The leading independent television station, Pyramida, remained on the defensive throughout 2004. The National Communications Agency (GAS), the government broadcast regulator, closed Pyramida for 40 days in March for what the agency described as transmission problems. However, Pyramida’s weekly political show “Nashe Vremya” (Our Time) had recently angered authorities by providing airtime to opposition leaders. Areopag, a telecommunications company with close ties to Akayev, bought a significant number of shares in Pyramida in August, IWPR reported.

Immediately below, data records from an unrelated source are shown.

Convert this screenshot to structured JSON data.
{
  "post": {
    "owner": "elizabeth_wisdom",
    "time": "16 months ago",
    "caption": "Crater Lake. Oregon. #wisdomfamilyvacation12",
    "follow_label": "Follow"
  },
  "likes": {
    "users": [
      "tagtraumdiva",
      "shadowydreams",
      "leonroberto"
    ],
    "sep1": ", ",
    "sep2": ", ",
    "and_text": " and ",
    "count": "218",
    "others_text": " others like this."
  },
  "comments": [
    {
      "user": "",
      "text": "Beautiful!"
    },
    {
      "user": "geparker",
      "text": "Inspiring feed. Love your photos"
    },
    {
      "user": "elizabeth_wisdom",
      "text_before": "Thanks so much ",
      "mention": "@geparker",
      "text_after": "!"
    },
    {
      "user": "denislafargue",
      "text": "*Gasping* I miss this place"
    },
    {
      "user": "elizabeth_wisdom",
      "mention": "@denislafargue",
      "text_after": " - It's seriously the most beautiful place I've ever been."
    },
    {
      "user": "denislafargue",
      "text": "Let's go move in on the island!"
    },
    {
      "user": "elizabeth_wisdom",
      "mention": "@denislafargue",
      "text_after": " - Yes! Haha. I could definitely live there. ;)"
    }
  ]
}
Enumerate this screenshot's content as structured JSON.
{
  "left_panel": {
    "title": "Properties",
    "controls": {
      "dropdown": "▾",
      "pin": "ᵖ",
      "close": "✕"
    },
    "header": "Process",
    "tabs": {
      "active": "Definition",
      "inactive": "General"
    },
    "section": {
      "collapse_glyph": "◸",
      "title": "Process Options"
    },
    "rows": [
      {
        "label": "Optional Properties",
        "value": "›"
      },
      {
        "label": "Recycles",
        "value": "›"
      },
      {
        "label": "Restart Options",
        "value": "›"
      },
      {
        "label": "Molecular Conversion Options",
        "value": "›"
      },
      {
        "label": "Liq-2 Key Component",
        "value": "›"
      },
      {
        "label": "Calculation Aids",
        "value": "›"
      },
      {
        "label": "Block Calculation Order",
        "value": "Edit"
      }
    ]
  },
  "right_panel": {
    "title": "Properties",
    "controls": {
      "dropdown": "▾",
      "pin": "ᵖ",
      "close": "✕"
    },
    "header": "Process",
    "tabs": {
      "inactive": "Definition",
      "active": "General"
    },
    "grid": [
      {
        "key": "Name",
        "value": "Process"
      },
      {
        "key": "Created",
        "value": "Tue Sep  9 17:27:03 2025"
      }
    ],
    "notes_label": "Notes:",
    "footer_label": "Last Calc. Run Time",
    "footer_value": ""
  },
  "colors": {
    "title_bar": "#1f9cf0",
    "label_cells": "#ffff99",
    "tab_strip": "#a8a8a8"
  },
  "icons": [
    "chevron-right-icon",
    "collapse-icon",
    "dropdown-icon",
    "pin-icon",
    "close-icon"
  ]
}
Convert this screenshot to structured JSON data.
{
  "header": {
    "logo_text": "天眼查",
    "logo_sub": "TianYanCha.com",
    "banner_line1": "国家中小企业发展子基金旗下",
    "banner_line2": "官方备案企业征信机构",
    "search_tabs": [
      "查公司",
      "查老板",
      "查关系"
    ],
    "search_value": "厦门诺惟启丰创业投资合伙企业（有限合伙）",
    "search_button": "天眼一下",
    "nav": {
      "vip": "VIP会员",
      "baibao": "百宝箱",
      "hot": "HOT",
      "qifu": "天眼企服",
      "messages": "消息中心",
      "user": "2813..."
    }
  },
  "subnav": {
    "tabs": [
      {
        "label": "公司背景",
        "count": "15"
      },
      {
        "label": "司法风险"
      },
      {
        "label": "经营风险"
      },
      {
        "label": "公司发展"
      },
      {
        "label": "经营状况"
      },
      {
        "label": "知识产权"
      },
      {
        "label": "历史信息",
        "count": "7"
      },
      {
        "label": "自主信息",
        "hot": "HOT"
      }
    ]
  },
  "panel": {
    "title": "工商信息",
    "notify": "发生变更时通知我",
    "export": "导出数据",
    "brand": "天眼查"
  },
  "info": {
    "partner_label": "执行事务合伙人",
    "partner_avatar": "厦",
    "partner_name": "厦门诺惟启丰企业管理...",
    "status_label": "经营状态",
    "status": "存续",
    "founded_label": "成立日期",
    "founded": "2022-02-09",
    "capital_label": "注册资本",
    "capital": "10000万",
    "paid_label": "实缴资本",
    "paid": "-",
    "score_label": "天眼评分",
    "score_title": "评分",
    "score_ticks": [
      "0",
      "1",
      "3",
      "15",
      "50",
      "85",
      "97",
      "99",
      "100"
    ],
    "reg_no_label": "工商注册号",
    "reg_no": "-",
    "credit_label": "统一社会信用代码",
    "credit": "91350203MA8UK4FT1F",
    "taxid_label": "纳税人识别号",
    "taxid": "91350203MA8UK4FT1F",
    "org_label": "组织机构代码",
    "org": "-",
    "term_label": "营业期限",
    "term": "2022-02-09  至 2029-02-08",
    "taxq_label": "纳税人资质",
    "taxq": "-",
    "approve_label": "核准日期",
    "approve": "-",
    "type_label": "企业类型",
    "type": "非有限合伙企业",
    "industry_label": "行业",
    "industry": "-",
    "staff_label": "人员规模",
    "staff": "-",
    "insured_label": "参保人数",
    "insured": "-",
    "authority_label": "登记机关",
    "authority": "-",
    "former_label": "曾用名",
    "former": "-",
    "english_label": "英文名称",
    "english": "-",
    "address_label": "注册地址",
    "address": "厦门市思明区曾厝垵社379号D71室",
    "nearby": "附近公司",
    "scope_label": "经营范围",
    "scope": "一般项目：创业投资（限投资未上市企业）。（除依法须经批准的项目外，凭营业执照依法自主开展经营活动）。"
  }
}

In another move critics said was politically motivated, GAS forced Osh TV to broadcast on a weaker frequency after claiming that the channel was interfering with state TV transmissions. Based in the southern city of Osh, the station is one of the few independent channels in Kyrgyzstan, taking both the government and opposition leaders to task.
Media analysts were surprised this summer when authorities quickly granted a broadcasting license and frequency to NTS, a new Bishkek-based television channel funded by the Russian energy company Alyans. Some analysts suggest that the station may be part of a Russian effort to counter NATO’s growing influence in Central Asia, the news Web site Eurasianet.org reported. NTS had not started broadcasting at year’s end.
The independent daily MSN (formerly Moya Stolitsa-Novosti), which has endured government harassment and numerous politically motivated lawsuits, published more freely in 2004 thanks to the opening of a U.S.-sponsored independent printer. Freedom House, a nonprofit group that promotes democracy worldwide, established the publishing house in late 2003, breaking the monopoly of the state printer, Uchkun, which often refused to print the Bishkek-based MSN.
In May, Freedom House and other human rights organizations completed an independent inquiry into the death of Ernis Nazalov, a correspondent with the Bishkek daily Kyrgyz Ruhu (Kyrgyz Spirit) whose body was found on the bank of a canal in the southern Kara-Suu District in September 2003.
Medical experts who examined Nazalov’s body found that he had been hit several times with a blunt object, one of his arms had been broken, and his legs were covered in stab wounds, the groups reported. The regional prosecutor’s office in the southern city of Osh classified Nazalov’s death as an accidental drowning.